Be a Donor, not a Dunno

Reading about Hui Yi’s heart transplant story reminded me of why I chose to become a doctor. What attracts me to the matter is the fact that, in the attempt to save Hui Yi’s life, we had managed to cross the barrier of skin color,religion and culture. The first donor came from a Malay boy. It was unfortunate that she experienced organ rejection but I guess she is destined to live a longer life as she managed to get another donor, a Chinese boy who passed away in an accident. A miracle, actually.

There are people out there who are more willing to fight over where a person should be buried after they die, when religion conversion is involved. They would go all the way fighting for their deceased loved one, to be buried or cremated. Wouldn’t it be phenomenal if people would fight for their love ones to donate the much needed organs? When we pass on, what we’d leave behind would be the memories of what we were. The body is just a vessel for our souls, a carrier to sustain our gist for the preset drama we need to live called life.

I could have been on that team. Should I have stayed on in the government hospital, I would have been amongst one of the medical officers who’d make the transplant team. They were taking form just when I was about to bid farewell to my overwork-underpaid but satisfying job, to a greener grass. For the record, I did move on to a greener pasteur, but sometimes, eating stale grass is more satisfying, in an odd manner. I believe it is called “masuchism”?

The clinical director of the Heart and Lungs Transplant Unit of IJN, Dr Mohamed Ezani b. Taib, (they misspelled his name in the newspapers by the way), is this workaholic cardiothoracic surgeon. I loved referring my patients to him those days because I know I’d leave my patients in good hands when I send them over to Mr Ezani ( as in the surgeon “Mr”). That and the fact that he is super cute and funny too, but oh so married. (Damn!! It is true what they say about the good fellas are all taken!!)

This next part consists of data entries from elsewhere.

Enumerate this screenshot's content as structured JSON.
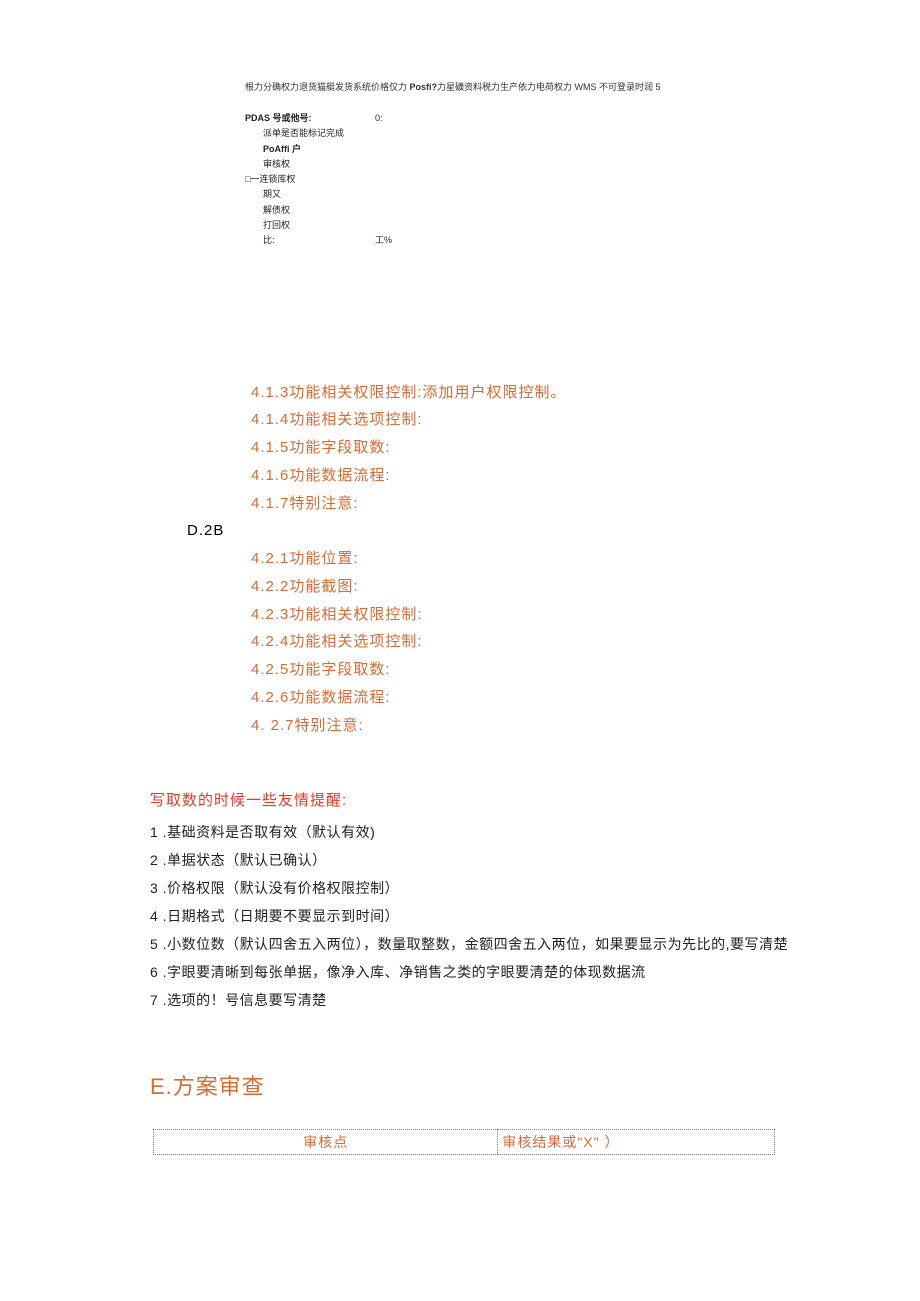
{
  "topHeader": {
    "prefix": "根力分确权力退货猫艇发货系统价格仅力 ",
    "mid": "Posfi?",
    "suffix": "力星礦资料税力生产依力电荷权力 WMS 不可登录时润 5"
  },
  "params": {
    "r0": {
      "label": "PDAS 号或他号:",
      "val": "0:"
    },
    "r1": {
      "label": "派单是否能标记完成"
    },
    "r2": {
      "label": "PoAffi 户"
    },
    "r3": {
      "label": "审核权"
    },
    "r4": {
      "label": "□一连锁库权"
    },
    "r5": {
      "label": "期又"
    },
    "r6": {
      "label": "解债权"
    },
    "r7": {
      "label": "打回权"
    },
    "r8": {
      "label": "比:",
      "val": "工%"
    }
  },
  "sections41": {
    "i3": "4.1.3功能相关权限控制:添加用户权限控制。",
    "i4": "4.1.4功能相关选项控制:",
    "i5": "4.1.5功能字段取数:",
    "i6": "4.1.6功能数据流程:",
    "i7": "4.1.7特别注意:"
  },
  "sectionD": "D.2B",
  "sections42": {
    "i1": "4.2.1功能位置:",
    "i2": "4.2.2功能截图:",
    "i3": "4.2.3功能相关权限控制:",
    "i4": "4.2.4功能相关选项控制:",
    "i5": "4.2.5功能字段取数:",
    "i6": "4.2.6功能数据流程:",
    "i7": "4. 2.7特别注意:"
  },
  "reminder": {
    "title": "写取数的时候一些友情提醒:",
    "l1": "1 .基础资料是否取有效（默认有效)",
    "l2": "2 .单据状态（默认已确认）",
    "l3": "3 .价格权限（默认没有价格权限控制）",
    "l4": "4 .日期格式（日期要不要显示到时间）",
    "l5": "5 .小数位数（默认四舍五入两位），数量取整数，金额四舍五入两位，如果要显示为先比的,要写清楚",
    "l6": "6 .字眼要清晰到每张单据，像净入库、净销售之类的字眼要清楚的体现数据流",
    "l7": "7 .选项的！号信息要写清楚"
  },
  "review": {
    "heading": "E.方案审查",
    "col1": "审核点",
    "col2": "审核结果或\"X\" ）"
  }
}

Regrets? A little. No, I’m no longer talking about Mr Ezani. Please stay focus people. But in life, one needs to make a sacrifices especially when off springs are involved. The joy of seeing your child benefit from what ever sacrifice you make in life is tremendously gratifying, so much so you tend to forget what was the important thing to you, that you had given up in the first place. I made my choice. I see myself as a greatest mother, then, a great doctor. I never looked back really, but on days when my hormones get the better of me, perhaps just a few seconds, I’d surrender to self pity.

Organ donating is the perfect proof that beneath all this hype about racism, at the elemental level, we are all the same. It doesn’t really matter if you are a Malay carrying within your chest, a Chinese heart you obtained from organ transplant. We should all dismiss trivial matters and see the big picture. Organ donation saves lives. Racism is a waste of time. Let’s complain less about things that do not go our way, but do the things we can do to make a difference in this world. Start small by donating our organs to the people who may need them. ( and no, I do not work in the IJN advertisement unit...) .

"It is not so much about what the world has to offer, but what we bring into it."

2 comments:

Mandeep Gill said...

massochism~ :)

blogging doctors are rare. Let alone those with no overwhelming prides.

Aunt Dot said...

I will donate my organs, if they still want it, judging from the way I take care of myself. I'd even donate them my accessory breasts....I swear!!